(Dataset records)
━━━━━━━━━━

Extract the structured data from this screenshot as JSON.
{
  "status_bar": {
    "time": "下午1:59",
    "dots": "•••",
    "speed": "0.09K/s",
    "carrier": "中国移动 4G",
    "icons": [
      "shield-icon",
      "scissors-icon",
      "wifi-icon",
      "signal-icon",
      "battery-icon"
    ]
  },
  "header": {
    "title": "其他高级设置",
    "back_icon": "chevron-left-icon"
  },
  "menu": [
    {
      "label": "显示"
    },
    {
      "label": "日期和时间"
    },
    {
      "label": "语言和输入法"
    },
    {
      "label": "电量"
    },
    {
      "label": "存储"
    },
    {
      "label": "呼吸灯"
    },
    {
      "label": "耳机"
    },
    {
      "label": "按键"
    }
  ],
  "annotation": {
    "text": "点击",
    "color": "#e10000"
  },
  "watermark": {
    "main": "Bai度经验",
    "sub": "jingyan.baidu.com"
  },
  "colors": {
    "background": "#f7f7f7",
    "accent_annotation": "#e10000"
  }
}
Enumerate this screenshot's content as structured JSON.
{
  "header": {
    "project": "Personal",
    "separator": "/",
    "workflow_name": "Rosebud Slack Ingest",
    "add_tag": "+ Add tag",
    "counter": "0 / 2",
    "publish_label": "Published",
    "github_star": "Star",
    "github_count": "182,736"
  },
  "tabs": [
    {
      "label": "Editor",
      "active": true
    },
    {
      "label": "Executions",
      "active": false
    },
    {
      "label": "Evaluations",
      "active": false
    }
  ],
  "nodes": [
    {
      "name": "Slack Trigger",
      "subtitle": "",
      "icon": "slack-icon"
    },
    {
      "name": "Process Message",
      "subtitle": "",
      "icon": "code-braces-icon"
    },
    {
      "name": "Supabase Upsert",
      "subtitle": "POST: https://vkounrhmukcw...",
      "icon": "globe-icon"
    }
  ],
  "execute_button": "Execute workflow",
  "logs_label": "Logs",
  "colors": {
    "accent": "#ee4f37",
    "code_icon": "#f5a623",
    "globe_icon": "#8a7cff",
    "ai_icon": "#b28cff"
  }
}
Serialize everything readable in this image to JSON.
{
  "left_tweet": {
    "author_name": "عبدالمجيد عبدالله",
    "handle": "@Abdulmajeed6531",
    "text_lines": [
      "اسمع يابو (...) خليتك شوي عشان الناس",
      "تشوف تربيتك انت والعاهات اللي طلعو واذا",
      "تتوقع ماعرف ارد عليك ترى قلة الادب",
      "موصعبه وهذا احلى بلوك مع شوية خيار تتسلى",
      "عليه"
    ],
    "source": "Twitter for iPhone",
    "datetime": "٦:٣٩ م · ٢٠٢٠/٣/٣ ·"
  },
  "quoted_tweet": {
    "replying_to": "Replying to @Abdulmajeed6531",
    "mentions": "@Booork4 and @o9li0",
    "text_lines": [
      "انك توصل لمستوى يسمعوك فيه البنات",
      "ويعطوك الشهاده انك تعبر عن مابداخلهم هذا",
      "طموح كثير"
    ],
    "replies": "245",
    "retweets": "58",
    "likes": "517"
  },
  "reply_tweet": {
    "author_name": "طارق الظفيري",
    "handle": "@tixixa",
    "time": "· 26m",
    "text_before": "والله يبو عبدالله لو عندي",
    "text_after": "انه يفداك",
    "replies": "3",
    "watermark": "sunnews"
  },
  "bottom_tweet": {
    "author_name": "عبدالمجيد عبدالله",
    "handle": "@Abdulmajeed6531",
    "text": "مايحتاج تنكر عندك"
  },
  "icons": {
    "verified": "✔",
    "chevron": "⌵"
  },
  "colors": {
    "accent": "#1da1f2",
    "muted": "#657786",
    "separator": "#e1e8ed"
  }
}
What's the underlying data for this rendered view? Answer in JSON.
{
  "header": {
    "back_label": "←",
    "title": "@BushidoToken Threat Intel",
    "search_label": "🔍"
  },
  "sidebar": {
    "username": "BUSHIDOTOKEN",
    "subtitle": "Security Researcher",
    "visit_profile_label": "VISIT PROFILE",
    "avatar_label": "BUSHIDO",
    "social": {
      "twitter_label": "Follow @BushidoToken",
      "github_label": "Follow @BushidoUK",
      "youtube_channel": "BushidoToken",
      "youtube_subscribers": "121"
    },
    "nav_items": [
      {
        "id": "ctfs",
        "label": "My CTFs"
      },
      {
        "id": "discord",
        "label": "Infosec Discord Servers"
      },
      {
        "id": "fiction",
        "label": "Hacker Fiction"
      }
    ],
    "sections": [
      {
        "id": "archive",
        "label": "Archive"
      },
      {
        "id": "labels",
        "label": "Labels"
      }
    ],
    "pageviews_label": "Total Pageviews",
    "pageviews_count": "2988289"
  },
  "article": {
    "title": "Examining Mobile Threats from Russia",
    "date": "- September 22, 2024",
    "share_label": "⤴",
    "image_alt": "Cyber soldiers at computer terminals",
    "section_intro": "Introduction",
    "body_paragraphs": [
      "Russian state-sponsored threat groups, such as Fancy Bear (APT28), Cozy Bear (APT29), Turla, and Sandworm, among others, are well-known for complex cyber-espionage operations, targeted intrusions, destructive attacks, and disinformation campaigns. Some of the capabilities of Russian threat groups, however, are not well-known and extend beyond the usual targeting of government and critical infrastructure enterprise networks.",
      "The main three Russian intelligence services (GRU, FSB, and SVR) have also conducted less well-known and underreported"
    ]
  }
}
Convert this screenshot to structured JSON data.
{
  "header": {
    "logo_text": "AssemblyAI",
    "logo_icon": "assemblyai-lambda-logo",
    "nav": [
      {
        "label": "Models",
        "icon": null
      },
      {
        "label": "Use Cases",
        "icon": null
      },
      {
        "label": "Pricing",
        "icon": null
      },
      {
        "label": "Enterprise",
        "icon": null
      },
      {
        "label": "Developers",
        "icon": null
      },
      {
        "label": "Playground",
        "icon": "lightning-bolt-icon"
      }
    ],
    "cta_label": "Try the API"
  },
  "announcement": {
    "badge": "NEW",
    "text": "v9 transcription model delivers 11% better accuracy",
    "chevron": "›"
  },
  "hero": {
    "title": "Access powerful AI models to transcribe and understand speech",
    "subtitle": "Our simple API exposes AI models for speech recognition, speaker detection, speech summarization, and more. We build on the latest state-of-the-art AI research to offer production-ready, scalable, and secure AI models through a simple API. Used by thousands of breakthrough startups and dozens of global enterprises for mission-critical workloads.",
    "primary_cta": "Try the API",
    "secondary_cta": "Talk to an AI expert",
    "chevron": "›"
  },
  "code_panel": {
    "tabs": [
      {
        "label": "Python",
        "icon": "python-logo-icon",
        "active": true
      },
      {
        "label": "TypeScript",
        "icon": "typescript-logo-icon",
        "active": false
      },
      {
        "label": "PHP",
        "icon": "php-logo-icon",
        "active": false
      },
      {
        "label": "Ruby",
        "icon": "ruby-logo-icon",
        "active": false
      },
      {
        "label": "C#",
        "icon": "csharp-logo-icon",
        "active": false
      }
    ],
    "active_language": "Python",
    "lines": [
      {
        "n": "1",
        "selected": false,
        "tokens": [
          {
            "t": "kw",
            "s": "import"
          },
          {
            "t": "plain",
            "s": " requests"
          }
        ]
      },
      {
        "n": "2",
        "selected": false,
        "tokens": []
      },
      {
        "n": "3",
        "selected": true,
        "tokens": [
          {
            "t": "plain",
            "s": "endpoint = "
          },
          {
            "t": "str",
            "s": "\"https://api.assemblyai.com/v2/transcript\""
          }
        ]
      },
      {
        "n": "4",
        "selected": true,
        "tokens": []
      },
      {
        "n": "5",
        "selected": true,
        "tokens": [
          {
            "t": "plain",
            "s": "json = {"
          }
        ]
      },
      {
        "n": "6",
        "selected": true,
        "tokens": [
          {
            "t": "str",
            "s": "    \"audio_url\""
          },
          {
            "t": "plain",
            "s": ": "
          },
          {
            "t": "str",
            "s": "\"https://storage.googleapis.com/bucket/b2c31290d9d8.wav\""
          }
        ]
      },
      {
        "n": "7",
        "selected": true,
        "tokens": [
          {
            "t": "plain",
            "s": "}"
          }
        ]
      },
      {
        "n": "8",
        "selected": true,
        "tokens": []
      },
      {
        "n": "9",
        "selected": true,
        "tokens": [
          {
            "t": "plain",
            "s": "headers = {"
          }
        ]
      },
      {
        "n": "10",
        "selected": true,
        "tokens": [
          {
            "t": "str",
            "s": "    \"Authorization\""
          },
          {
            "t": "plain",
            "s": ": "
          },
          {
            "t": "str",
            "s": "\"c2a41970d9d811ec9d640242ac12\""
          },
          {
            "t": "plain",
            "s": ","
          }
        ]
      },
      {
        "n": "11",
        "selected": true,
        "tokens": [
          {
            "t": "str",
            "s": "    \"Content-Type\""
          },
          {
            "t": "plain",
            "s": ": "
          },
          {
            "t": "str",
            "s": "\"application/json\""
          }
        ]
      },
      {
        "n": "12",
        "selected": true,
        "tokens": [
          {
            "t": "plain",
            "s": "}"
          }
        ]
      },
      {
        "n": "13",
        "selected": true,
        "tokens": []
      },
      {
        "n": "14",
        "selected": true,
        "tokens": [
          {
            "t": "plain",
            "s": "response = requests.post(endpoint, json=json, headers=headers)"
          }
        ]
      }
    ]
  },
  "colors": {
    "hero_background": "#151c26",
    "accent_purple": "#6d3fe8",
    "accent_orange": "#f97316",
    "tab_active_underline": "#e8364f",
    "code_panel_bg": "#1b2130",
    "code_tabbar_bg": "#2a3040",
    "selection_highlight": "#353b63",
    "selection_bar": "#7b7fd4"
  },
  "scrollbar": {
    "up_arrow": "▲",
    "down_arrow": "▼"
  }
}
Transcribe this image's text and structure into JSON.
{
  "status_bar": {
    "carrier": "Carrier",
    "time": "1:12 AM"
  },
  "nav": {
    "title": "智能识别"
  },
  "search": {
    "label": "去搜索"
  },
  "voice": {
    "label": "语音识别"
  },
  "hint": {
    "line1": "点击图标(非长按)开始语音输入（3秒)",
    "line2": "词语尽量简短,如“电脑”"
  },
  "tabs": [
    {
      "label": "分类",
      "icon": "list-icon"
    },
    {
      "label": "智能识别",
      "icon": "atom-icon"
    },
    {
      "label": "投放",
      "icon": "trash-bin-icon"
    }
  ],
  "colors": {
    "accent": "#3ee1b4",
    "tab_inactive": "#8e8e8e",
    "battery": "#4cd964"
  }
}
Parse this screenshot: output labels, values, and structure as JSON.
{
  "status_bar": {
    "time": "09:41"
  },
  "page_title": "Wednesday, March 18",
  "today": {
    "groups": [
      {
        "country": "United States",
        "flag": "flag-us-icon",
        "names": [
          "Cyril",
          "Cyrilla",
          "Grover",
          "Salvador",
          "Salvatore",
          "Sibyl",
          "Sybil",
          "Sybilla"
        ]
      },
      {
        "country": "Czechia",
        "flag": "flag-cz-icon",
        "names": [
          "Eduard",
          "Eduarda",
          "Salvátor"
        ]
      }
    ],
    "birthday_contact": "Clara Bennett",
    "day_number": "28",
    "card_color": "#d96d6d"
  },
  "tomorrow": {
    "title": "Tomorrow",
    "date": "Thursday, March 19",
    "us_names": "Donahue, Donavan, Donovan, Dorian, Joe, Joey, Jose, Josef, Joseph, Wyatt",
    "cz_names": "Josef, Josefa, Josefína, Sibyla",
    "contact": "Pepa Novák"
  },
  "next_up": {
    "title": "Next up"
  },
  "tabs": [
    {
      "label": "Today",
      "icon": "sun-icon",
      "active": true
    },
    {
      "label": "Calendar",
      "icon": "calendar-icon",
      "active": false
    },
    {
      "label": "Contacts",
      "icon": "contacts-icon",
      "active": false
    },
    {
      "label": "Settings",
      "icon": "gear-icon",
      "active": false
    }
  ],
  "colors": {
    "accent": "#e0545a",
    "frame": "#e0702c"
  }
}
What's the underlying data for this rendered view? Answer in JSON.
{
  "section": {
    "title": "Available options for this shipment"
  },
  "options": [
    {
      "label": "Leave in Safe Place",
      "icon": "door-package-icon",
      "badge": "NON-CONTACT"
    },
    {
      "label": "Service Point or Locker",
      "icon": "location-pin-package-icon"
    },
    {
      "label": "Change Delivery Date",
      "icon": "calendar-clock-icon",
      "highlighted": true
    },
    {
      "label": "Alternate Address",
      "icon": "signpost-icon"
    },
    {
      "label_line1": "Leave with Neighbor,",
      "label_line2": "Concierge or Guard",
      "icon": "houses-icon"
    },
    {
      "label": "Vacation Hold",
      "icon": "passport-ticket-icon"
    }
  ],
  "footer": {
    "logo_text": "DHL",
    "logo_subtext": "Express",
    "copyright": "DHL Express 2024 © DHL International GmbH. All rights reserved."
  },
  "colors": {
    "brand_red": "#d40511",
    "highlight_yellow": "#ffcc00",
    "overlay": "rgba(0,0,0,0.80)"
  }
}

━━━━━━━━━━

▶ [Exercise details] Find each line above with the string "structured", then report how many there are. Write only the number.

▶ [Solution to the exercise] 3